In the year that you turned one, you lost your grandmother. It's hard to lose a member of your family, but it's harder for your father and me to know that you'll never know the woman who was Daddy's mom. You might not realize it, but you'll be poorer for not having had her in your life.
I made a promise to her today when I stood beside her coffin for the final time, saying goodbye before they took her to the cemetary, and that was that no matter what, I would make sure that you knew who she was. Starting today, starting now, I'm going to do my best to keep that promise. Here's a little of who your grandma Rita was.
She was generous to a fault. It didn't matter whether a person was the oldest matriarch of the church or a homeless man she'd happen to meet; she would give any person who needed it the very shirt off her back, and she'd call the next day to see how that shirt was working out and whether her pants might also be needed. Even to the end of her life, she'd spend time every day calling and checking up on other people who were suffering. Once, while we were visiting, she had your father drive her to a drug store so she could buy medicine to take to an impoverished woman she'd met through a mental health program; the woman had mentioned an ailment she couldn't afford to treat, so Rita couldn't rest easily until she'd done what she could to help. That was the sort of person she was.
She was a woman of faith, living her life the way she felt Christ wanted her to. To the end of her life, on oxygen and too weak to walk, she'd have your grandfather push her in a wheelchair to church so that she could pray and worship among the community she cherished deeply. She taught Sunday School; she headed the women's group. If she was too sick to make it to church, she was crushed. For forty years, she attended the same church, and she considered it her second family. More than just a churchgoer, though, she walked her faith in her life every day, praying and showing love to every person she met.

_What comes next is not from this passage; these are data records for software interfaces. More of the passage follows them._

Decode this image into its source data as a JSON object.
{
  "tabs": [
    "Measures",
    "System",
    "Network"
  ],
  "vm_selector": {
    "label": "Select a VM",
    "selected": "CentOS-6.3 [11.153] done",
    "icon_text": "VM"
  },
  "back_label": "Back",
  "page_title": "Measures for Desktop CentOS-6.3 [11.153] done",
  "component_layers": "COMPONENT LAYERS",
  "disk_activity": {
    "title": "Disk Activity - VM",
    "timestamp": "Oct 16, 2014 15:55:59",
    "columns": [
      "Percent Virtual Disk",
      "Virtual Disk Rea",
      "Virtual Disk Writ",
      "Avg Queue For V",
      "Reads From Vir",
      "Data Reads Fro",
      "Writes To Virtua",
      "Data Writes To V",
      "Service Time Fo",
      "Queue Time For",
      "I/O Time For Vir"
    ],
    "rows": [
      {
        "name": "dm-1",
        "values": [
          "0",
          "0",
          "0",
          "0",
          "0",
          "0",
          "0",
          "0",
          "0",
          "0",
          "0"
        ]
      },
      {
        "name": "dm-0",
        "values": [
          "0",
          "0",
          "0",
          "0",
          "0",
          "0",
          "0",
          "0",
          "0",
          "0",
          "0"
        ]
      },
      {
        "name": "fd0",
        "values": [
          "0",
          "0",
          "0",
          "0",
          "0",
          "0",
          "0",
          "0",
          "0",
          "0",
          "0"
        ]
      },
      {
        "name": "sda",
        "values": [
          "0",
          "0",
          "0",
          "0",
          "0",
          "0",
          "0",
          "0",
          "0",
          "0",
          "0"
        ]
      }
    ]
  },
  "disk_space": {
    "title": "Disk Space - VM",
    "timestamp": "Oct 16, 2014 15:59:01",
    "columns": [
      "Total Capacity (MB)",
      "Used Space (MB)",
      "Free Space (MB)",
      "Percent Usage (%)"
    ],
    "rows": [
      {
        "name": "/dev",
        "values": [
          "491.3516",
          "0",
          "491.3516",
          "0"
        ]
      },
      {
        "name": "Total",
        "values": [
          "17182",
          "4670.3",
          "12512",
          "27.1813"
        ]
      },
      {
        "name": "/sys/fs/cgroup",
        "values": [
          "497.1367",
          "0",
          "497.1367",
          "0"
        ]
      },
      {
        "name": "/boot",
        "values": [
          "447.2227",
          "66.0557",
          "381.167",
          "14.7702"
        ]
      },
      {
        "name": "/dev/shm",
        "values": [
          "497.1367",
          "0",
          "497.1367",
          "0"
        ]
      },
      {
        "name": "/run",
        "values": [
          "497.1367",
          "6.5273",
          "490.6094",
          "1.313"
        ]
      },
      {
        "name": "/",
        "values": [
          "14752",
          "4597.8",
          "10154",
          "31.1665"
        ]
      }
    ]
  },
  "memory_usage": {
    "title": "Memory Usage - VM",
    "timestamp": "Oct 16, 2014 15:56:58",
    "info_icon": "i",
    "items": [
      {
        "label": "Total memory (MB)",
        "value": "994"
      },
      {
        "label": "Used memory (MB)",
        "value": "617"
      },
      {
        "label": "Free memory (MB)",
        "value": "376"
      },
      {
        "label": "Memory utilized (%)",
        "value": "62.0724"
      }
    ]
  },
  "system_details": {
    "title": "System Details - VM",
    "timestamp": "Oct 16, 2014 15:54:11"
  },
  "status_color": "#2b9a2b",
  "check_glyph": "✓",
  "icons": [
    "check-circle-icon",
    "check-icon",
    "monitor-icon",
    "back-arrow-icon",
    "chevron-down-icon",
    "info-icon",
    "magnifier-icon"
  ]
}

She was an organized person. She knew just where everything needed to go, and she liked to have things planned down to the last detail. Hours before the family was scheduled to leave to go anywhere, she would become restless, worrying that we would forget something or that we wouldn't be dressed and ready to go in time. When she felt her end coming, she handled it the way she handled her life: she selected the outfit in which she wanted to be buried, down to the jewelry; she organized the scriptures and songs to be used in the service, and she worked to make sure that the things that were important to her would be finished even if she couldn't be there. The day before she died, she was directing the visiting hospice worker in the wrapping of her Christmas gifts. Details mattered to your grandmother.
The thing that governed her life, though, just behind her trust in God, was her devotion to her family. Rita had two sons, and her world revolved around them; she was married for forty-one years, and she was as committed to her husband as the day she spoke her vows to him. Her biggest regret as she died was that she didn't get to see you grandchildren grow any more than she did. Can you understand how much you mattered to her, that leaving your young lives was such a blow to her?

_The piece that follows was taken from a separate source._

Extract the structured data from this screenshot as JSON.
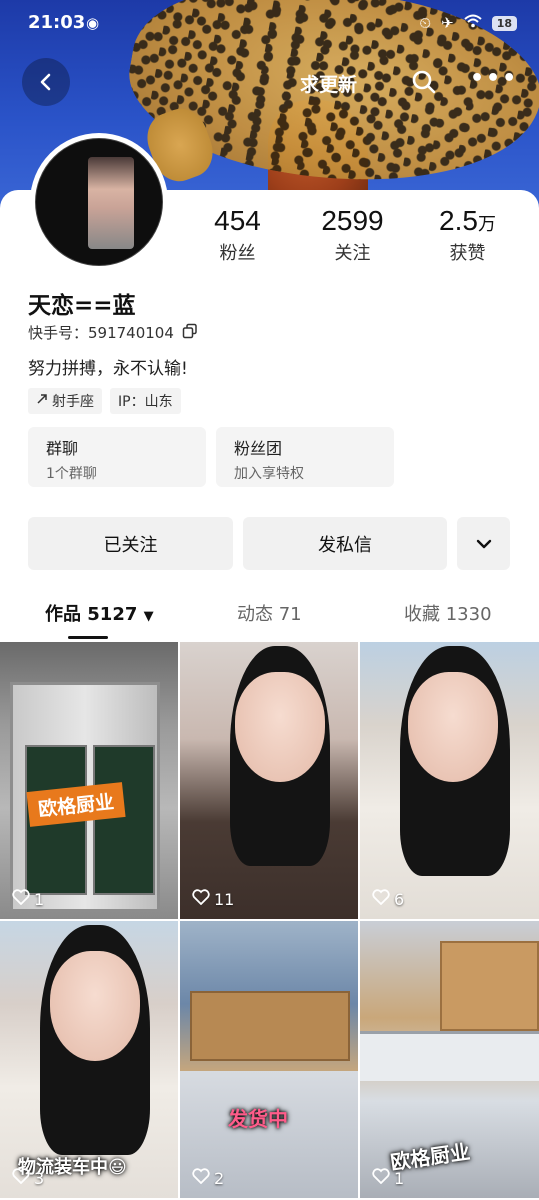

Gabriel, you took your first baby steps when we were visiting her in your tenth month, and that was a huge unwitting gift to your grandmother. I get teary when I think that she died before you were old enough to really enjoy her; we live so far away that every visit required a reintroduction for you, so you never really wanted to be held much by her, especially as she became more ill and had tubes and machines about her. Had she lived longer, I know you would have loved her as much as your big brother did, sitting on her lap and letting her tell you stories, or perhaps dancing to the bluegrass music both Sam and she enjoyed.
Days are going to come in your life when your grandmother will be especially missed: your birthdays, Christmases, graduations, perhaps your wedding. I want you to know that she strongly believed that even though she couldn't be here with you in her frail body, she would be watching you from above, waiting for the moment when she could someday be reunited with you and all the rest of us. Until that moment, try to think of her as the sweet, gentle woman she was - somebody who cared about her family, her community, and her God over all else, including and primarily before herself. She loved you, and that's what mattered.
one year ago:
If I ever hear of any son of mine riding on the wing of a biplane, we'll see whether time-outs work on grown adults.
two years ago:
Sam woke up this morning feeling just as bad as he had been, and after having read over some of the archives to my journal, I realized that his track record shows him developing this same sickness every winter, and that it's never short-lived.
three years ago:
Nothing to do but comfort him, make sure he keeps wetting his diapers, and let it run its course (so to speak).
four years ago:
Yes, he did refer to yesterday as his "day off"; yes, he did ask me to hurry through updating so I could take Sam.
five years ago:
My breasts started itching yesterday and haven't let up since. Is this a common pregnancy thing?
six years ago:
And then, this morning, a close friend happily announced her long-awaited third pregnancy. I was crushed.
In the ears:|
On the Bookshelf:
On hold until we get back